:: DATA EXCERPTS
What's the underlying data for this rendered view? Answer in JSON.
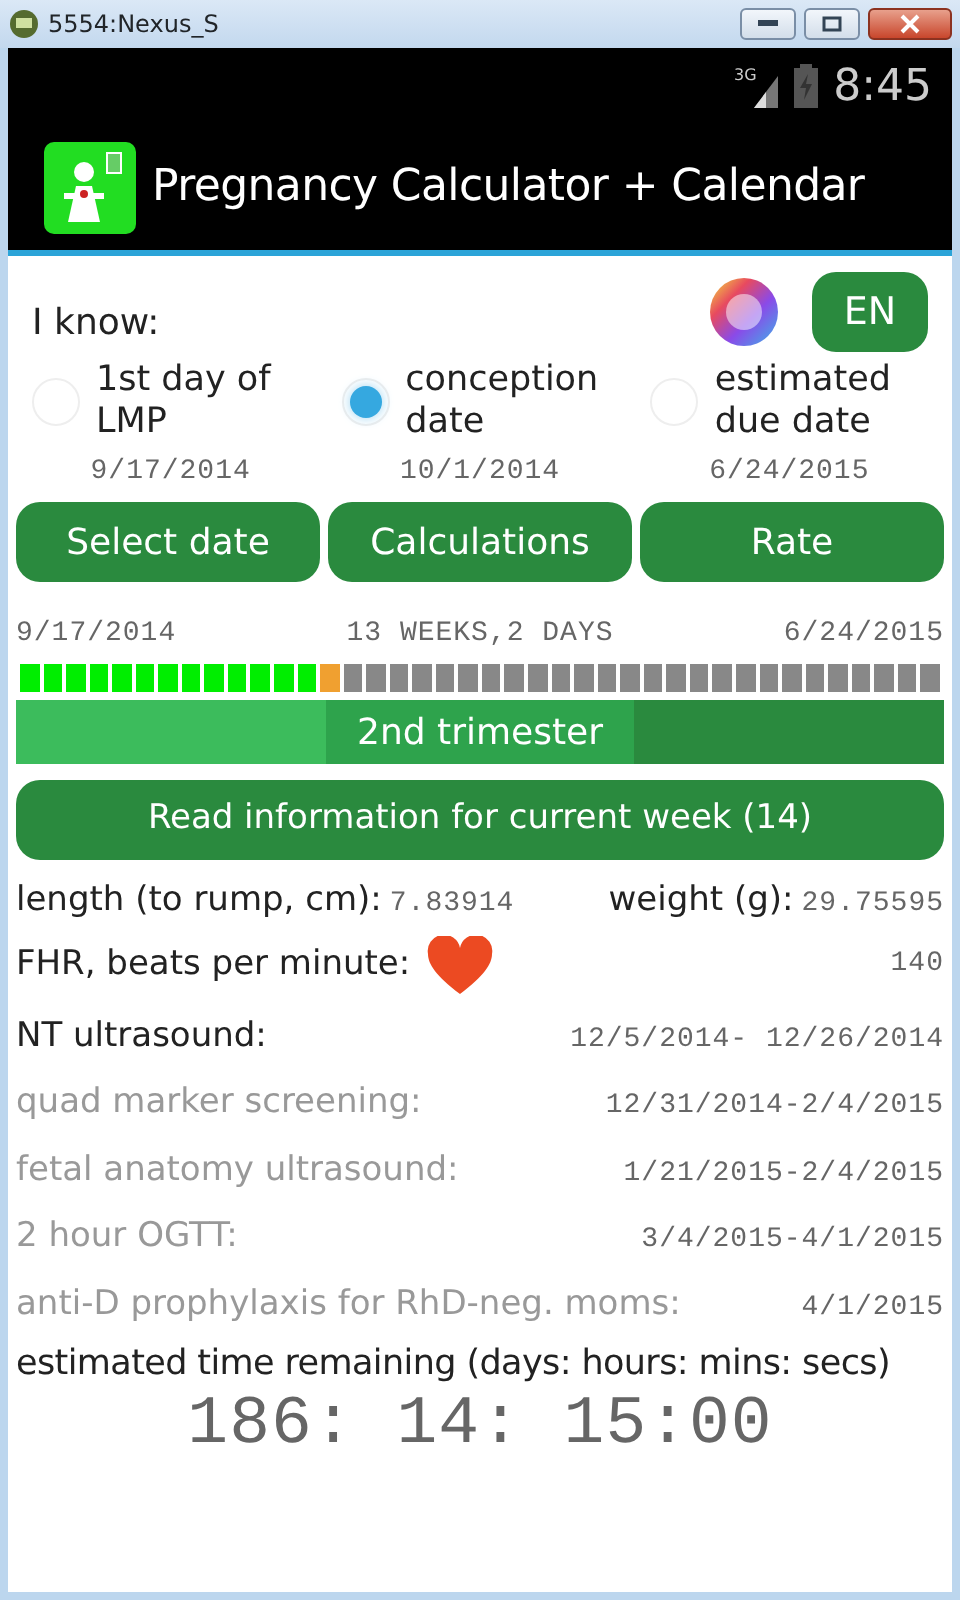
{
  "window": {
    "title": "5554:Nexus_S"
  },
  "status_bar": {
    "network": "3G",
    "time": "8:45"
  },
  "app_bar": {
    "title": "Pregnancy Calculator + Calendar"
  },
  "know_label": "I know:",
  "language_button": "EN",
  "options": [
    {
      "label": "1st day of LMP",
      "date": "9/17/2014",
      "selected": false
    },
    {
      "label": "conception date",
      "date": "10/1/2014",
      "selected": true
    },
    {
      "label": "estimated due date",
      "date": "6/24/2015",
      "selected": false
    }
  ],
  "buttons": [
    "Select date",
    "Calculations",
    "Rate"
  ],
  "progress": {
    "start": "9/17/2014",
    "elapsed": "13 WEEKS,2 DAYS",
    "end": "6/24/2015",
    "level": 0.325
  },
  "trimesters": [
    {
      "kind": "past"
    },
    {
      "kind": "current",
      "label": "2nd trimester"
    },
    {
      "kind": "future"
    }
  ],
  "info_button": "Read information for current week (14)",
  "length": {
    "label": "length (to rump, cm):",
    "value": "7.83914"
  },
  "weight": {
    "label": "weight (g):",
    "value": "29.75595"
  },
  "fhr": {
    "label": "FHR, beats per minute:",
    "value": "140"
  },
  "events": [
    {
      "label": "NT ultrasound:",
      "dates": "12/5/2014- 12/26/2014",
      "active": true
    },
    {
      "label": "quad marker screening:",
      "dates": "12/31/2014-2/4/2015",
      "active": false
    },
    {
      "label": "fetal anatomy ultrasound:",
      "dates": "1/21/2015-2/4/2015",
      "active": false
    },
    {
      "label": "2 hour OGTT:",
      "dates": "3/4/2015-4/1/2015",
      "active": false
    },
    {
      "label": "anti-D prophylaxis for RhD-neg. moms:",
      "dates": "4/1/2015",
      "active": false
    }
  ],
  "remaining": {
    "label": "estimated time remaining (days: hours: mins: secs)",
    "value": "186: 14: 15:00"
  }
}
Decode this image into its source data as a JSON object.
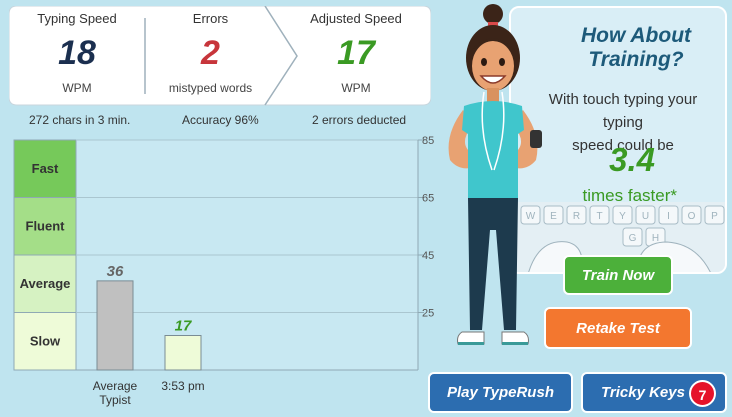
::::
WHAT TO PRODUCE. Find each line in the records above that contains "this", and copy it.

WRITTEN ANSWER.
What's the underlying data for this rendered view? Answer in JSON.
Decode this image into its source data as a JSON object.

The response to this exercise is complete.